The more adults use and understand technology, the higher is the value they place on it as a learning tool. At least, that’s the conclusion one might draw by comparing the sharply differing findings of two recent national polls.
In an Associated Press (AP) poll of 1,006 adults taken at the end of July, only about half of respondents said the ability to use the internet is important to learning. The other half said being able to use the internet is only “somewhat important” or “not important at all.” The poll was conducted for AP by ICR of Media, Pa., and reportedly has an error margin of plus or minus 3 percentage points.
A separate survey of parents with high-speed internet access at home found something quite different. This study was commissioned by telecommunications company SBC Communications (the parent company of Pacific Bell, Southwestern Bell, Southern New England Telecommunications, and Ameritech). It found that respondents overwhelmingly considered the internet to be a valuable educational resource.
I/H/R Research Group of Tustin, Calif., interviewed 800 parents of school-age children, all of whom use SBC’s digital subscriber line (DSL) internet service. Ninety-three percent of these parents said the internet is an important resource for homework and other learning activities, according to the survey, called “Broadband Watch: Back to School.”

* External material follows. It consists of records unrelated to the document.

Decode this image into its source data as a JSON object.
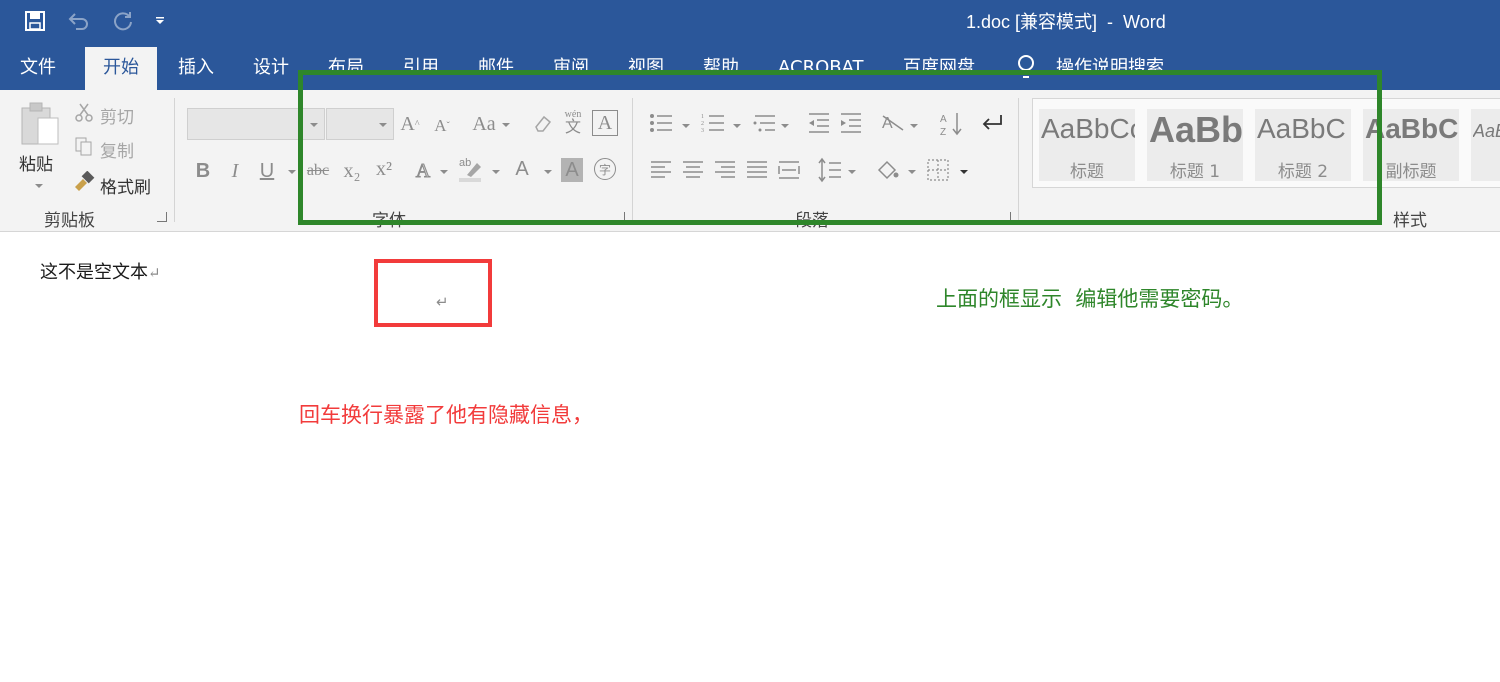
{
  "title_bar": {
    "document_title": "1.doc [兼容模式]  -  Word",
    "quick_access": [
      "save-icon",
      "undo-icon",
      "redo-icon",
      "customize-icon"
    ]
  },
  "tabs": [
    {
      "label": "文件"
    },
    {
      "label": "开始"
    },
    {
      "label": "插入"
    },
    {
      "label": "设计"
    },
    {
      "label": "布局"
    },
    {
      "label": "引用"
    },
    {
      "label": "邮件"
    },
    {
      "label": "审阅"
    },
    {
      "label": "视图"
    },
    {
      "label": "帮助"
    },
    {
      "label": "ACROBAT"
    },
    {
      "label": "百度网盘"
    },
    {
      "label": "操作说明搜索"
    }
  ],
  "ribbon": {
    "clipboard": {
      "paste": "粘贴",
      "cut": "剪切",
      "copy": "复制",
      "format_painter": "格式刷",
      "group_label": "剪贴板"
    },
    "font": {
      "group_label": "字体",
      "font_name": "",
      "font_size": "",
      "bold": "B",
      "italic": "I",
      "underline": "U",
      "strike": "abc",
      "sub": "x₂",
      "sup": "x²",
      "text_effect": "A",
      "font_color": "A",
      "shading": "A",
      "enclose": "字",
      "case": "Aa",
      "phonetic_top": "wén",
      "phonetic_bottom": "文",
      "border_char": "A"
    },
    "paragraph": {
      "group_label": "段落"
    },
    "styles": {
      "group_label": "样式",
      "items": [
        {
          "preview": "AaBbCc",
          "name": "标题"
        },
        {
          "preview": "AaBb",
          "name": "标题 1"
        },
        {
          "preview": "AaBbC",
          "name": "标题 2"
        },
        {
          "preview": "AaBbCc",
          "name": "副标题"
        },
        {
          "preview": "AaBl",
          "name": ""
        }
      ]
    }
  },
  "document": {
    "body_text": "这不是空文本",
    "paragraph_mark": "↵",
    "annotation_green": "上面的框显示  编辑他需要密码。",
    "annotation_red": "回车换行暴露了他有隐藏信息，"
  },
  "colors": {
    "title_bar": "#2b579a",
    "annotation_green": "#2e862a",
    "annotation_red": "#f23b3b",
    "ribbon_bg": "#f3f3f3"
  }
}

The starkly different results from these two polls suggest an “attitude gap” between those who use and understand technology at home and those who do not. The gap is even more pronounced between those who have no internet access at home and those described as broadband-internet userspeople who have embraced the idea of technology to the extent that they’re willing to pay for faster service.
For educators who favor more technology in schools, these disparate findings suggest, the challenge is to win over those stakeholders who are less familiar with technologyand less likely to use it at home.
Age and location also appeared to affect how one views the utility of technology in education. The percentage of adults in the AP poll who felt internet skills were very important for children in school dropped steadily as the respondents’ ages increased. Residents of metropolitan areas also were far more likely than those in rural areas to say internet skills were very important for students.
The SBC poll also surveyed 300 random teachers. Ninety-six percent of teachers agreed that knowledge and use of the internet is an essential aspect of education for today’s students. More surprising was the finding that 47 percent said they would keep the internet rather than textbooks if they had to choose.
“We knew that the internet had become ingrained in education, but we were surprised by the number of teachers [who] preferred the internet over textbooks,” said Stacey Thomson, a spokeswoman for SBC Communications.
In addition, the SBC survey found that 80 percent of broadband-using parents said their kids are learning more about the internet from using it at home than at school. More than half (52 percent) of teachers agreed that internet skills are learned primarily at home rather than at school.
“While both parents and teachers see the internet as a powerful learning tool, the time and resources available for students to use it at school are limited,” said Michael Grasso, the company’s executive director of DSL internet service.
Since respondents upgraded to high-speed DSL internet access, 72 percent reported that their children use the internet more frequently for schoolwork. More than one-third of parents surveyed (39 percent) said grades have improved and their children are showing more interest in schoolwork since the family upgraded to faster internet service.
Nearly all teachers agreed that students with internet access at home enjoy an educational advantage, and 68 percent agreed that broadband internet access provides an educational advantage over dial-up connections.
“In the parents’ study, we asked what children would give up in exchange for DSL, and we were surprised that they said television, the telephone, and video games,” Thomson said. Forty percent of parents said kids would give up TV first, while 61 percent said kids would give up stereos or video game consoles before DSL internet service.
Lee Rainie, director of the Pew Internet and American Life Project, downplayed the disparity between the results of the two surveys. He said it largely resulted from the wording of the questions and the audiences polled.
The AP poll asked respondents to indicate their level of agreement, whereas the SBC survey asked “yes or no” questions.
“If people were asked a straight-up ‘yes or no’ question’Is the internet useful for school?’then of course they would say ‘yeah,'” Rainie said. “The context matters a lot.”
Regarding the AP poll, he said, “Forty percent of a sample that size probably don’t have children in their lives. They’re probably guessing.”
The Associated Press
SBC Communications Inc.
Pew Internet and American Life Project